(MATERIAL PROVIDED begins)

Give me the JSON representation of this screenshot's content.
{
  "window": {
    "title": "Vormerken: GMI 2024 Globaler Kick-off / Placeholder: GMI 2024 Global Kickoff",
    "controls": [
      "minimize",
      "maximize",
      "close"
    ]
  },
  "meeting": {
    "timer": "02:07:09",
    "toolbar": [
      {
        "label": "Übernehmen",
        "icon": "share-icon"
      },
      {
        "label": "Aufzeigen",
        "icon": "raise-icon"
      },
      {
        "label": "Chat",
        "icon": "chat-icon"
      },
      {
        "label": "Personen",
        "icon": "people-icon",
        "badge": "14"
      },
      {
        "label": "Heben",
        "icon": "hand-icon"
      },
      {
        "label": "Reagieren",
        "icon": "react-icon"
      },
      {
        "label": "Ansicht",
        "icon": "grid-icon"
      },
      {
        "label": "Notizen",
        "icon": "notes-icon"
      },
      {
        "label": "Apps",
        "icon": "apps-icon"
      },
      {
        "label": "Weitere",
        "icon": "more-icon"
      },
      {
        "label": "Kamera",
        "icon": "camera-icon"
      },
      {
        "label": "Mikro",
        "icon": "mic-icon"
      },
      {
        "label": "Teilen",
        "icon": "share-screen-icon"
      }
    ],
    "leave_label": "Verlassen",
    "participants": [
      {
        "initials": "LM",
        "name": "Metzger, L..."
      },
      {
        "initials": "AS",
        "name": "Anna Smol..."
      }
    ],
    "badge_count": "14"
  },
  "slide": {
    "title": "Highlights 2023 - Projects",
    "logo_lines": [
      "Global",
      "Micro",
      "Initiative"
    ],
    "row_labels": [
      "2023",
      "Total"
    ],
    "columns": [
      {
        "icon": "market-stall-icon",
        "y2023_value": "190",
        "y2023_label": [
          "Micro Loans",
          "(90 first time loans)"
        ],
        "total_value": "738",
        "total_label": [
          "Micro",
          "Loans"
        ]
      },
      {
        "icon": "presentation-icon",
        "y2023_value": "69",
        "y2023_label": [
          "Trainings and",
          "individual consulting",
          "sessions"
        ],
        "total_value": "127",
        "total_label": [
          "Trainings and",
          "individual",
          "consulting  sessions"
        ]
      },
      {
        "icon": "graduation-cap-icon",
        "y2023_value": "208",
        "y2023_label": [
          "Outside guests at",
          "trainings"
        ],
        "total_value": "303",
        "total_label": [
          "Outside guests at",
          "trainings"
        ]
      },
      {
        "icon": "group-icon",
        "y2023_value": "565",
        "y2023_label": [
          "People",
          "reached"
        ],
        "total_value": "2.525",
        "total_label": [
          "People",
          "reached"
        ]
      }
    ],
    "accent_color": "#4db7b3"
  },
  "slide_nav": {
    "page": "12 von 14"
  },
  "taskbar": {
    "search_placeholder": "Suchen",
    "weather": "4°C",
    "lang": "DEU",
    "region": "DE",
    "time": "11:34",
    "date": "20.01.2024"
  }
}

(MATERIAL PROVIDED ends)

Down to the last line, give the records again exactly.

THE ANSWER:
Give me the JSON representation of this screenshot's content.
{
  "window": {
    "title": "Vormerken: GMI 2024 Globaler Kick-off / Placeholder: GMI 2024 Global Kickoff",
    "controls": [
      "minimize",
      "maximize",
      "close"
    ]
  },
  "meeting": {
    "timer": "02:07:09",
    "toolbar": [
      {
        "label": "Übernehmen",
        "icon": "share-icon"
      },
      {
        "label": "Aufzeigen",
        "icon": "raise-icon"
      },
      {
        "label": "Chat",
        "icon": "chat-icon"
      },
      {
        "label": "Personen",
        "icon": "people-icon",
        "badge": "14"
      },
      {
        "label": "Heben",
        "icon": "hand-icon"
      },
      {
        "label": "Reagieren",
        "icon": "react-icon"
      },
      {
        "label": "Ansicht",
        "icon": "grid-icon"
      },
      {
        "label": "Notizen",
        "icon": "notes-icon"
      },
      {
        "label": "Apps",
        "icon": "apps-icon"
      },
      {
        "label": "Weitere",
        "icon": "more-icon"
      },
      {
        "label": "Kamera",
        "icon": "camera-icon"
      },
      {
        "label": "Mikro",
        "icon": "mic-icon"
      },
      {
        "label": "Teilen",
        "icon": "share-screen-icon"
      }
    ],
    "leave_label": "Verlassen",
    "participants": [
      {
        "initials": "LM",
        "name": "Metzger, L..."
      },
      {
        "initials": "AS",
        "name": "Anna Smol..."
      }
    ],
    "badge_count": "14"
  },
  "slide": {
    "title": "Highlights 2023 - Projects",
    "logo_lines": [
      "Global",
      "Micro",
      "Initiative"
    ],
    "row_labels": [
      "2023",
      "Total"
    ],
    "columns": [
      {
        "icon": "market-stall-icon",
        "y2023_value": "190",
        "y2023_label": [
          "Micro Loans",
          "(90 first time loans)"
        ],
        "total_value": "738",
        "total_label": [
          "Micro",
          "Loans"
        ]
      },
      {
        "icon": "presentation-icon",
        "y2023_value": "69",
        "y2023_label": [
          "Trainings and",
          "individual consulting",
          "sessions"
        ],
        "total_value": "127",
        "total_label": [
          "Trainings and",
          "individual",
          "consulting  sessions"
        ]
      },
      {
        "icon": "graduation-cap-icon",
        "y2023_value": "208",
        "y2023_label": [
          "Outside guests at",
          "trainings"
        ],
        "total_value": "303",
        "total_label": [
          "Outside guests at",
          "trainings"
        ]
      },
      {
        "icon": "group-icon",
        "y2023_value": "565",
        "y2023_label": [
          "People",
          "reached"
        ],
        "total_value": "2.525",
        "total_label": [
          "People",
          "reached"
        ]
      }
    ],
    "accent_color": "#4db7b3"
  },
  "slide_nav": {
    "page": "12 von 14"
  },
  "taskbar": {
    "search_placeholder": "Suchen",
    "weather": "4°C",
    "lang": "DEU",
    "region": "DE",
    "time": "11:34",
    "date": "20.01.2024"
  }
}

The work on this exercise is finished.